p. 31813. Perishing of goods
- Eric Baskind, Eric BaskindSenior Lecturer in Law, Liverpool John Moores University and Visiting Research Fellow, Oxford Brookes University
- Greg OsborneGreg OsborneFormerly Senior Lecturer in Law, University of Portsmouth
- and Lee RoachLee RoachSenior Lecturer in Law, University of Portsmouth
This chapter considers the effect on the parties’ contract of sale in the event that the goods perish. Before doing so, it considers briefly the position of non-existent goods. It might be considered sensible to think that where the seller sells specific goods, a condition would be implied that the goods existed at the time of the making of the contract and that the seller would be liable to the buyer if he sold goods that did not exist.
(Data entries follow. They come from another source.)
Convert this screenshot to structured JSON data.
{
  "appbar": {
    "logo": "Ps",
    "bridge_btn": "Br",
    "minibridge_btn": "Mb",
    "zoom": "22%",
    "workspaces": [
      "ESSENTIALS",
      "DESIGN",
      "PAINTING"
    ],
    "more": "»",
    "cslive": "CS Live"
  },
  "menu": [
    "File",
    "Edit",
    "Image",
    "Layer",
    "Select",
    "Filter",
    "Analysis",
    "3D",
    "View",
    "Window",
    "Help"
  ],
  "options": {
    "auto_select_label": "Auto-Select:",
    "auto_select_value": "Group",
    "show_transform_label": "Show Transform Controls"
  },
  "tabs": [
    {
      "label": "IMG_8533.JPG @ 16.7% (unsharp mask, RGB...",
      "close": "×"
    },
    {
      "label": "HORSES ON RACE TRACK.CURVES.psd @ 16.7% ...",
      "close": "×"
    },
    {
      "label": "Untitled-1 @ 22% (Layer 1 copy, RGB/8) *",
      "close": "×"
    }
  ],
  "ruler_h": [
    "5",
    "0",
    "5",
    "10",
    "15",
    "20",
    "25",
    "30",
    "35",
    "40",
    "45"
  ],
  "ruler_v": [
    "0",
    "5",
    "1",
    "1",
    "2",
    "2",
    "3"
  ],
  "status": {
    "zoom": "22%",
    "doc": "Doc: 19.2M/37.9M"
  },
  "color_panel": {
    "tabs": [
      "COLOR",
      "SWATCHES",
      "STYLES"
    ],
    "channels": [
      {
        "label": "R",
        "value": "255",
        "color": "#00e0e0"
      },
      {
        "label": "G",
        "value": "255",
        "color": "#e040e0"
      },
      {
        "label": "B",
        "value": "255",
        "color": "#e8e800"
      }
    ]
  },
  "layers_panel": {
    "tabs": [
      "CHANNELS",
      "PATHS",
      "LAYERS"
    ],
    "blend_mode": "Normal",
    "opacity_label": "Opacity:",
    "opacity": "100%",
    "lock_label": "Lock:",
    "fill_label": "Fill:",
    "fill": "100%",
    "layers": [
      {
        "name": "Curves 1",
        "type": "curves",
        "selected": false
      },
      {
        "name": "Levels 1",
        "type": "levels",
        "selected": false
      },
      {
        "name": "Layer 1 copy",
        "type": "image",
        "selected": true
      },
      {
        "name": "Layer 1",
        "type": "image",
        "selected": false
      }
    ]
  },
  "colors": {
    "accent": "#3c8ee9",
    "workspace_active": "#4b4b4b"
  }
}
The seller, after all, does warrant that he or she has the right to sell the goods and, where he or she sells the goods in the course of a business, also warrants that they are of satisfactory quality and fit for purpose. However, such a seller is generally not liable.